Massage Therapy

Massage Therapy for Neck Pain

For centuries massage has been used as a key tool in alleviating chronic and acute pain, including neck pain, inducing relaxation, and loosening tight and fatigued muscles so as to reduce stress and tension in the body. Neck pain remains the most common reason for people to seek massage therapy today (Sherman, et al, 2005). Massage is also a helpful therapy for activating the endogenous inhibitory pain system, and we now have an increasing level of understanding as to how massage works as it affects the body’s physiological responses to pain. Effects on stress hormones, such as cortisol, adrenaline, and noradrenaline have been observed, and the release of the so-called ‘love hormone’ oxytocin during massage is now thought to be responsible, in part, for the anxiolytic (anti-anxiety) effect of massage.

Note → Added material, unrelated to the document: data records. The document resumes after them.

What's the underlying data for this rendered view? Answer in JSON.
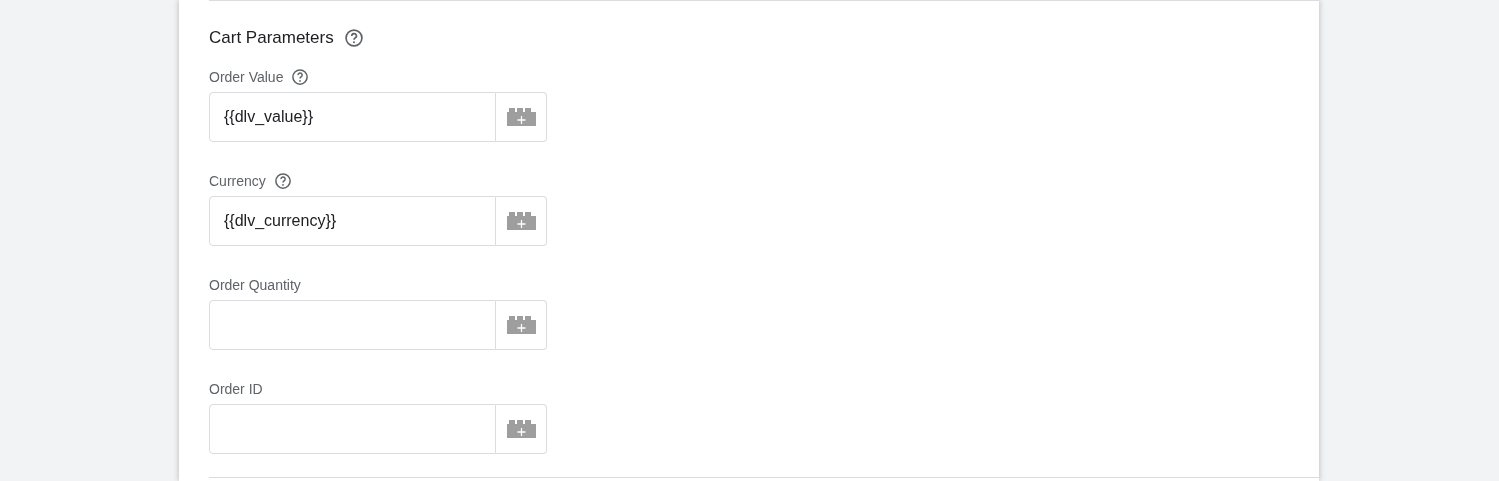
{
  "section": {
    "title": "Cart Parameters",
    "help": true
  },
  "fields": [
    {
      "label": "Order Value",
      "help": true,
      "value": "{{dlv_value}}"
    },
    {
      "label": "Currency",
      "help": true,
      "value": "{{dlv_currency}}"
    },
    {
      "label": "Order Quantity",
      "help": false
    },
    {
      "label": "Order ID",
      "help": false
    }
  ]
}
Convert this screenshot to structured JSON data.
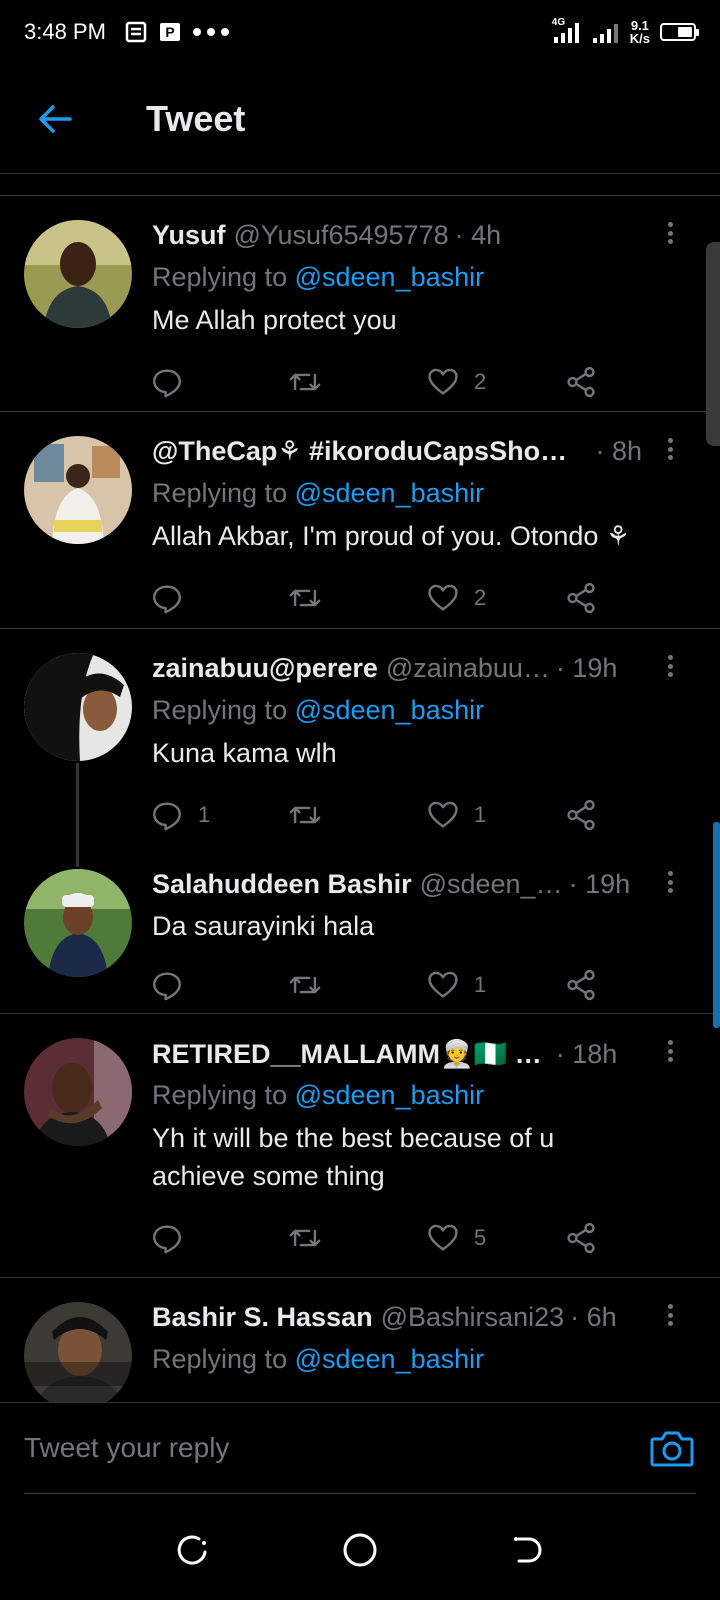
{
  "status_bar": {
    "time": "3:48 PM",
    "left_icons": [
      "notes-icon",
      "parking-icon",
      "more-dots-icon"
    ],
    "network": "4G",
    "speed_value": "9.1",
    "speed_unit": "K/s"
  },
  "header": {
    "title": "Tweet",
    "back_icon": "back-arrow-icon",
    "accent": "#1d9bf0"
  },
  "tweets": [
    {
      "name": "Yusuf",
      "handle": "@Yusuf65495778",
      "time": "· 4h",
      "replying_prefix": "Replying to ",
      "replying_handle": "@sdeen_bashir",
      "text": "Me Allah protect you",
      "reply_count": "",
      "retweet_count": "",
      "like_count": "2"
    },
    {
      "name": "@TheCap⚘ #ikoroduCapsShop …",
      "handle": "",
      "time": "· 8h",
      "replying_prefix": "Replying to ",
      "replying_handle": "@sdeen_bashir",
      "text": "Allah Akbar,  I'm proud of you. Otondo ⚘",
      "reply_count": "",
      "retweet_count": "",
      "like_count": "2"
    },
    {
      "name": "zainabuu@perere",
      "handle": "@zainabuu…",
      "time": "· 19h",
      "replying_prefix": "Replying to ",
      "replying_handle": "@sdeen_bashir",
      "text": "Kuna kama wlh",
      "reply_count": "1",
      "retweet_count": "",
      "like_count": "1"
    },
    {
      "name": "Salahuddeen Bashir",
      "handle": "@sdeen_…",
      "time": "· 19h",
      "text": "Da saurayinki hala",
      "reply_count": "",
      "retweet_count": "",
      "like_count": "1"
    },
    {
      "name": "RETIRED__MALLAMM👳🇳🇬 …",
      "handle": "",
      "time": "· 18h",
      "replying_prefix": "Replying to ",
      "replying_handle": "@sdeen_bashir",
      "text": "Yh it will be the best because of u achieve some thing",
      "reply_count": "",
      "retweet_count": "",
      "like_count": "5"
    },
    {
      "name": "Bashir S. Hassan",
      "handle": "@Bashirsani23",
      "time": "· 6h",
      "replying_prefix": "Replying to ",
      "replying_handle": "@sdeen_bashir",
      "text": ""
    }
  ],
  "reply_bar": {
    "placeholder": "Tweet your reply",
    "camera_icon": "camera-icon"
  },
  "navbar": {
    "icons": [
      "recent-apps-icon",
      "home-icon",
      "back-icon"
    ]
  }
}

Neck Pressure Points

Unfortunately, due to massage therapy being viewed somewhat sceptically by orthodox science for a number of years, despite its long history of empirical evidence showing success, properly controlled research trials into the treatment are few and far between. Those that have been carried out are often too small to have any power, or are guilty of poor methodology with little description of the techniques used and, therefore, an inability to be replicated or verified. This means that the use of massage therapy as a potent therapeutic technique is still held in low regard by many orthodox physicians despite it being well recognized by the complementary and alternative medicine establishment as an effective promoter of well-being and pain relief.

Massage therapy for neck pain appears effective, and may allow patients to use less medication, and improve their quality of life without surgery. There are risks associated with any therapy, and massage is no different. Patients should be aware of the potential for muscle injury during intense massage, and for complications due to undiagnosed underlying pathologies such as fractures, tumours, torn ligaments, muscles, and damaged joints. A qualified registered massage therapist will verify a patient’s medical history prior to beginning treatment in order to make sure there are no contraindications for therapy. Always check the therapist’s credentials and make sure that any medical conditions and medications are fully disclosed prior to treatment.

Next read about: How Massage Therapy Works




Last Updated: 12/01/2010